▸ Your objective: Your answer should hold the data exactly as given, minus any picture.

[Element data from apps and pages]

==========

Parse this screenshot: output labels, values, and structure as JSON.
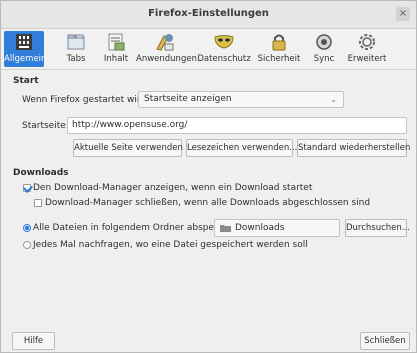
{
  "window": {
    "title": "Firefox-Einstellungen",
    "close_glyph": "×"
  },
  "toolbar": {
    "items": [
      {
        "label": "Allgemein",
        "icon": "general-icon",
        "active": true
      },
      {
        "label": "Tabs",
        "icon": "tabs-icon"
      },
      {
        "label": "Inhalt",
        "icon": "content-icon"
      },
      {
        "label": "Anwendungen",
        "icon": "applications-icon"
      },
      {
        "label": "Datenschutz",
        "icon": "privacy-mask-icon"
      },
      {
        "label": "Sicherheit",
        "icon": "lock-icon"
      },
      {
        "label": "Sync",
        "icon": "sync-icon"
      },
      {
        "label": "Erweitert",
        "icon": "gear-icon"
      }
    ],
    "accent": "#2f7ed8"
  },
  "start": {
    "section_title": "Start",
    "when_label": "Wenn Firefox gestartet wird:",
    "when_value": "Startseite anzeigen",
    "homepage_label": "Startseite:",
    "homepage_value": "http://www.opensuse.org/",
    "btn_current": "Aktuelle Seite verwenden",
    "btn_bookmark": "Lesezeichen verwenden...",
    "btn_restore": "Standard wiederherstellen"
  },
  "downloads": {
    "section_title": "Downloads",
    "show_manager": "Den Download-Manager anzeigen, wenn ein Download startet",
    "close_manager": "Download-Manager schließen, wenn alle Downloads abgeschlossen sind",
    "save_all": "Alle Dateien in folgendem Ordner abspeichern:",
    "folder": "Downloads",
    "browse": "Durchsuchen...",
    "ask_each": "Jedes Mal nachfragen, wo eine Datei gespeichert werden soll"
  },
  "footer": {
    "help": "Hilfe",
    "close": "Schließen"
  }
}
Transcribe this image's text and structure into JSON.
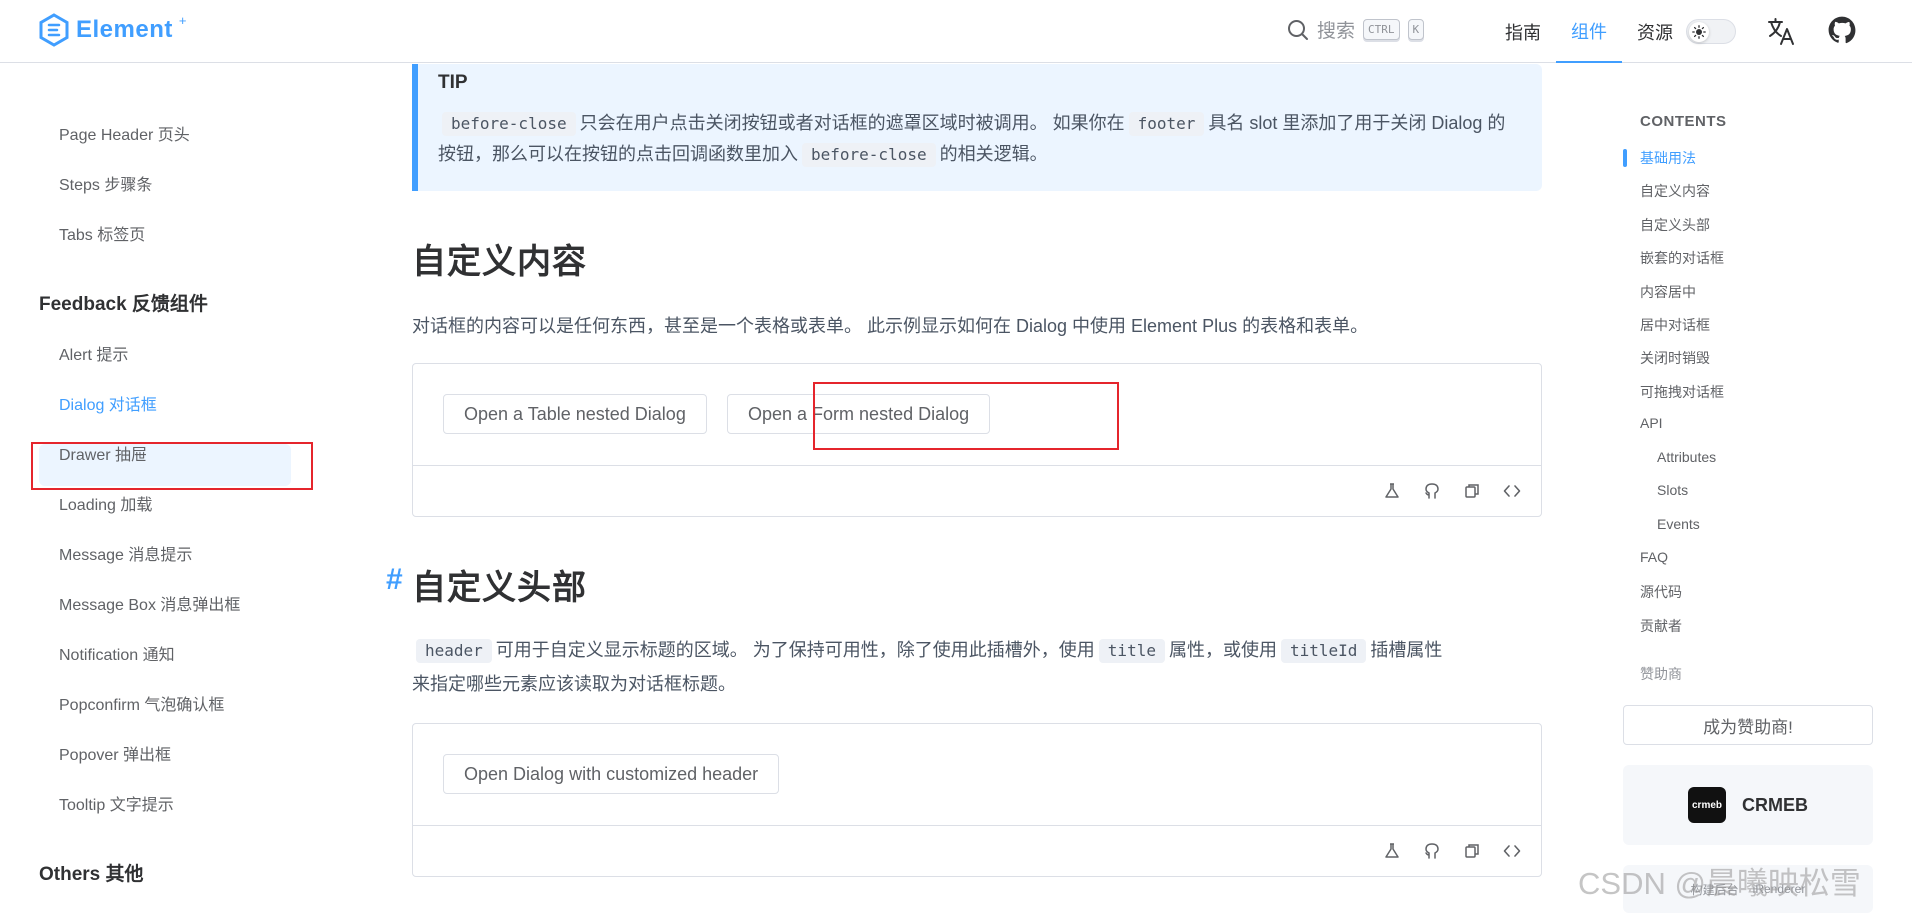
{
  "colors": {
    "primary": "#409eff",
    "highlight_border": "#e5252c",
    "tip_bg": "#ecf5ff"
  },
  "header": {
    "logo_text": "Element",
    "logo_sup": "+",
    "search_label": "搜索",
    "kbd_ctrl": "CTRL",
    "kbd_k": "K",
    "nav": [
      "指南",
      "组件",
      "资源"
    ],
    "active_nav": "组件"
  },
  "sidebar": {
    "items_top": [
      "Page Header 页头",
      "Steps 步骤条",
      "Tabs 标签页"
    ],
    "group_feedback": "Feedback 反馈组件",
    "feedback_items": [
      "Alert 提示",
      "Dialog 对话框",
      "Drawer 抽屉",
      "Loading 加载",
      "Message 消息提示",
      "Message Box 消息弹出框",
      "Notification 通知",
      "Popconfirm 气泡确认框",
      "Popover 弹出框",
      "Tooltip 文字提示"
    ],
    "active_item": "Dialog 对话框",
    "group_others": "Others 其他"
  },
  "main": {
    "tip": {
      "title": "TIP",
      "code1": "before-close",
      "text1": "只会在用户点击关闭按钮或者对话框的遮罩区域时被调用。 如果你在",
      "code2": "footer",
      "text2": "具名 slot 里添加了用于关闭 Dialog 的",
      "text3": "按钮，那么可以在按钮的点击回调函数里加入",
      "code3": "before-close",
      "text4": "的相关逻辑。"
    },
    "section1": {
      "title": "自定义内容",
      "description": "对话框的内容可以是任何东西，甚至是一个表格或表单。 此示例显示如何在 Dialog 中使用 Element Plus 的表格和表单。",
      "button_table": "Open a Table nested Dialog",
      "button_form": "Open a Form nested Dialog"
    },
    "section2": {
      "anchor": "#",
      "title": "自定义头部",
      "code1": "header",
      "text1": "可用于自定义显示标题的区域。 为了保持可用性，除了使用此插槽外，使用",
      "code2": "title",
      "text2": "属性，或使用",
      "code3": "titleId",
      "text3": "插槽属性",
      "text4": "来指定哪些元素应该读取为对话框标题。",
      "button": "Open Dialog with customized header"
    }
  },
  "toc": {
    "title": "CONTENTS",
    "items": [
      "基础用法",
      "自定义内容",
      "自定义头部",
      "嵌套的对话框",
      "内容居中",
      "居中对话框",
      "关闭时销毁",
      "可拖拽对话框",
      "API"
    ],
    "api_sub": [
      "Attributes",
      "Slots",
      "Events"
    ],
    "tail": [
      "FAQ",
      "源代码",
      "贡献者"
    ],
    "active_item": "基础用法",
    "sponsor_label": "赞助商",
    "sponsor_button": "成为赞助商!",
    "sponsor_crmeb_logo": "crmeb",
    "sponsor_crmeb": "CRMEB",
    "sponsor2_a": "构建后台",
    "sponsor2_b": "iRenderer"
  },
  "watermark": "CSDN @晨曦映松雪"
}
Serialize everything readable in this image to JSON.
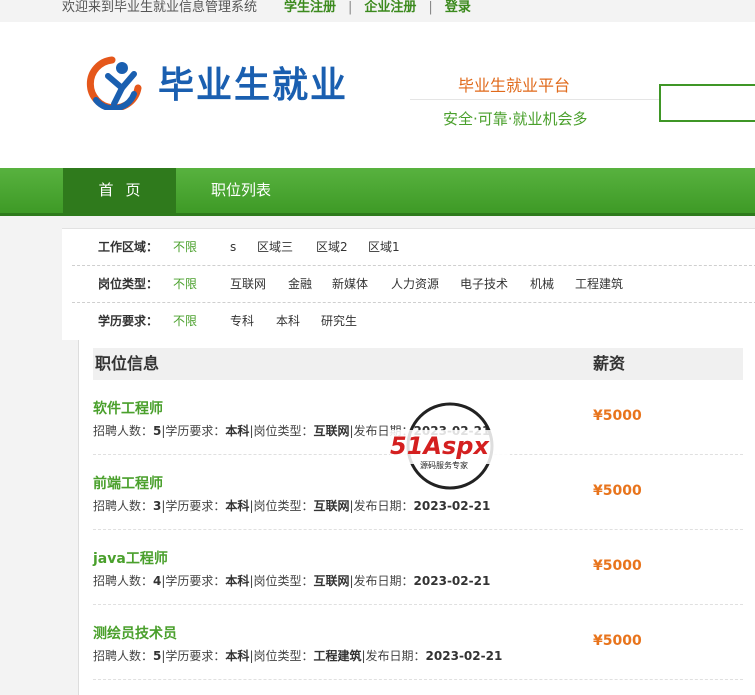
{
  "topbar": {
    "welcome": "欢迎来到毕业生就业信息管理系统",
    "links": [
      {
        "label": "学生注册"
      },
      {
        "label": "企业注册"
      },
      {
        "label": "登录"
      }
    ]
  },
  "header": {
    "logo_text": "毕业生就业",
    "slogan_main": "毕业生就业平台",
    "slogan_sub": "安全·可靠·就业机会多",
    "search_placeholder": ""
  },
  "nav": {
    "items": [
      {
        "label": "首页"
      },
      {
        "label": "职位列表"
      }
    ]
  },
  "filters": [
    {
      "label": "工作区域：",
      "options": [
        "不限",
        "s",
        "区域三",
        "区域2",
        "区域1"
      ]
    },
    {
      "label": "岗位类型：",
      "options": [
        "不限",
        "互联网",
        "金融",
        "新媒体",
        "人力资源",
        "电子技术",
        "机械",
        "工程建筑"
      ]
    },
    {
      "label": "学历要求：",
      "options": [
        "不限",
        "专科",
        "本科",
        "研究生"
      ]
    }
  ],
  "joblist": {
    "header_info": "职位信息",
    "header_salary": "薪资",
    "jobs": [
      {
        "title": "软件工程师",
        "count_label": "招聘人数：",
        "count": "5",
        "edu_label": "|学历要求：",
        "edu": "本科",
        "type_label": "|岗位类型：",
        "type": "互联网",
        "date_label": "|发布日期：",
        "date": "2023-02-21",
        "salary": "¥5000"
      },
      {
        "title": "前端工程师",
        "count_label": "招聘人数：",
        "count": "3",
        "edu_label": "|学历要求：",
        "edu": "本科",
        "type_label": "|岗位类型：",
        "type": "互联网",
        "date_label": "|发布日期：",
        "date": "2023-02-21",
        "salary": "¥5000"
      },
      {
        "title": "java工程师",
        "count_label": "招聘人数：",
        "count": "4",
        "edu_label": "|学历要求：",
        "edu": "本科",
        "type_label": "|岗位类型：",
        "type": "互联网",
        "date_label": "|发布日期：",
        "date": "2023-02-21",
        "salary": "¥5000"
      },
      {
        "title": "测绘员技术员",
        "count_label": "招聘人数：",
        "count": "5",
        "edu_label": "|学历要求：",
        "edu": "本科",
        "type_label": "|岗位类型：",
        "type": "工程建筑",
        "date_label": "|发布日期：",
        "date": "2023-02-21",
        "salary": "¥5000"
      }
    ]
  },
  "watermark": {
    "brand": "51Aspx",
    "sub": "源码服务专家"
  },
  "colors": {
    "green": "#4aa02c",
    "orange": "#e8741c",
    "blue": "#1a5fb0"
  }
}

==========

▸ Reply to the task:
Parse this screenshot: output labels, values, and structure as JSON.
{
  "window": {
    "title": "Firefox-Einstellungen",
    "close_glyph": "×"
  },
  "toolbar": {
    "items": [
      {
        "label": "Allgemein",
        "icon": "general-icon",
        "active": true
      },
      {
        "label": "Tabs",
        "icon": "tabs-icon"
      },
      {
        "label": "Inhalt",
        "icon": "content-icon"
      },
      {
        "label": "Anwendungen",
        "icon": "applications-icon"
      },
      {
        "label": "Datenschutz",
        "icon": "privacy-mask-icon"
      },
      {
        "label": "Sicherheit",
        "icon": "lock-icon"
      },
      {
        "label": "Sync",
        "icon": "sync-icon"
      },
      {
        "label": "Erweitert",
        "icon": "gear-icon"
      }
    ],
    "accent": "#2f7ed8"
  },
  "start": {
    "section_title": "Start",
    "when_label": "Wenn Firefox gestartet wird:",
    "when_value": "Startseite anzeigen",
    "homepage_label": "Startseite:",
    "homepage_value": "http://www.opensuse.org/",
    "btn_current": "Aktuelle Seite verwenden",
    "btn_bookmark": "Lesezeichen verwenden...",
    "btn_restore": "Standard wiederherstellen"
  },
  "downloads": {
    "section_title": "Downloads",
    "show_manager": "Den Download-Manager anzeigen, wenn ein Download startet",
    "close_manager": "Download-Manager schließen, wenn alle Downloads abgeschlossen sind",
    "save_all": "Alle Dateien in folgendem Ordner abspeichern:",
    "folder": "Downloads",
    "browse": "Durchsuchen...",
    "ask_each": "Jedes Mal nachfragen, wo eine Datei gespeichert werden soll"
  },
  "footer": {
    "help": "Hilfe",
    "close": "Schließen"
  }
}
Transcribe this image's text and structure into JSON.
{
  "colors": {
    "primary": "#409eff",
    "highlight_border": "#e5252c",
    "tip_bg": "#ecf5ff"
  },
  "header": {
    "logo_text": "Element",
    "logo_sup": "+",
    "search_label": "搜索",
    "kbd_ctrl": "CTRL",
    "kbd_k": "K",
    "nav": [
      "指南",
      "组件",
      "资源"
    ],
    "active_nav": "组件"
  },
  "sidebar": {
    "items_top": [
      "Page Header 页头",
      "Steps 步骤条",
      "Tabs 标签页"
    ],
    "group_feedback": "Feedback 反馈组件",
    "feedback_items": [
      "Alert 提示",
      "Dialog 对话框",
      "Drawer 抽屉",
      "Loading 加载",
      "Message 消息提示",
      "Message Box 消息弹出框",
      "Notification 通知",
      "Popconfirm 气泡确认框",
      "Popover 弹出框",
      "Tooltip 文字提示"
    ],
    "active_item": "Dialog 对话框",
    "group_others": "Others 其他"
  },
  "main": {
    "tip": {
      "title": "TIP",
      "code1": "before-close",
      "text1": "只会在用户点击关闭按钮或者对话框的遮罩区域时被调用。 如果你在",
      "code2": "footer",
      "text2": "具名 slot 里添加了用于关闭 Dialog 的",
      "text3": "按钮，那么可以在按钮的点击回调函数里加入",
      "code3": "before-close",
      "text4": "的相关逻辑。"
    },
    "section1": {
      "title": "自定义内容",
      "description": "对话框的内容可以是任何东西，甚至是一个表格或表单。 此示例显示如何在 Dialog 中使用 Element Plus 的表格和表单。",
      "button_table": "Open a Table nested Dialog",
      "button_form": "Open a Form nested Dialog"
    },
    "section2": {
      "anchor": "#",
      "title": "自定义头部",
      "code1": "header",
      "text1": "可用于自定义显示标题的区域。 为了保持可用性，除了使用此插槽外，使用",
      "code2": "title",
      "text2": "属性，或使用",
      "code3": "titleId",
      "text3": "插槽属性",
      "text4": "来指定哪些元素应该读取为对话框标题。",
      "button": "Open Dialog with customized header"
    }
  },
  "toc": {
    "title": "CONTENTS",
    "items": [
      "基础用法",
      "自定义内容",
      "自定义头部",
      "嵌套的对话框",
      "内容居中",
      "居中对话框",
      "关闭时销毁",
      "可拖拽对话框",
      "API"
    ],
    "api_sub": [
      "Attributes",
      "Slots",
      "Events"
    ],
    "tail": [
      "FAQ",
      "源代码",
      "贡献者"
    ],
    "active_item": "基础用法",
    "sponsor_label": "赞助商",
    "sponsor_button": "成为赞助商!",
    "sponsor_crmeb_logo": "crmeb",
    "sponsor_crmeb": "CRMEB",
    "sponsor2_a": "构建后台",
    "sponsor2_b": "iRenderer"
  },
  "watermark": "CSDN @晨曦映松雪"
}
Serialize everything readable in this image to JSON.
{
  "topbar": {
    "welcome": "欢迎来到毕业生就业信息管理系统",
    "links": [
      {
        "label": "学生注册"
      },
      {
        "label": "企业注册"
      },
      {
        "label": "登录"
      }
    ]
  },
  "header": {
    "logo_text": "毕业生就业",
    "slogan_main": "毕业生就业平台",
    "slogan_sub": "安全·可靠·就业机会多",
    "search_placeholder": ""
  },
  "nav": {
    "items": [
      {
        "label": "首页"
      },
      {
        "label": "职位列表"
      }
    ]
  },
  "filters": [
    {
      "label": "工作区域：",
      "options": [
        "不限",
        "s",
        "区域三",
        "区域2",
        "区域1"
      ]
    },
    {
      "label": "岗位类型：",
      "options": [
        "不限",
        "互联网",
        "金融",
        "新媒体",
        "人力资源",
        "电子技术",
        "机械",
        "工程建筑"
      ]
    },
    {
      "label": "学历要求：",
      "options": [
        "不限",
        "专科",
        "本科",
        "研究生"
      ]
    }
  ],
  "joblist": {
    "header_info": "职位信息",
    "header_salary": "薪资",
    "jobs": [
      {
        "title": "软件工程师",
        "count_label": "招聘人数：",
        "count": "5",
        "edu_label": "|学历要求：",
        "edu": "本科",
        "type_label": "|岗位类型：",
        "type": "互联网",
        "date_label": "|发布日期：",
        "date": "2023-02-21",
        "salary": "¥5000"
      },
      {
        "title": "前端工程师",
        "count_label": "招聘人数：",
        "count": "3",
        "edu_label": "|学历要求：",
        "edu": "本科",
        "type_label": "|岗位类型：",
        "type": "互联网",
        "date_label": "|发布日期：",
        "date": "2023-02-21",
        "salary": "¥5000"
      },
      {
        "title": "java工程师",
        "count_label": "招聘人数：",
        "count": "4",
        "edu_label": "|学历要求：",
        "edu": "本科",
        "type_label": "|岗位类型：",
        "type": "互联网",
        "date_label": "|发布日期：",
        "date": "2023-02-21",
        "salary": "¥5000"
      },
      {
        "title": "测绘员技术员",
        "count_label": "招聘人数：",
        "count": "5",
        "edu_label": "|学历要求：",
        "edu": "本科",
        "type_label": "|岗位类型：",
        "type": "工程建筑",
        "date_label": "|发布日期：",
        "date": "2023-02-21",
        "salary": "¥5000"
      }
    ]
  },
  "watermark": {
    "brand": "51Aspx",
    "sub": "源码服务专家"
  },
  "colors": {
    "green": "#4aa02c",
    "orange": "#e8741c",
    "blue": "#1a5fb0"
  }
}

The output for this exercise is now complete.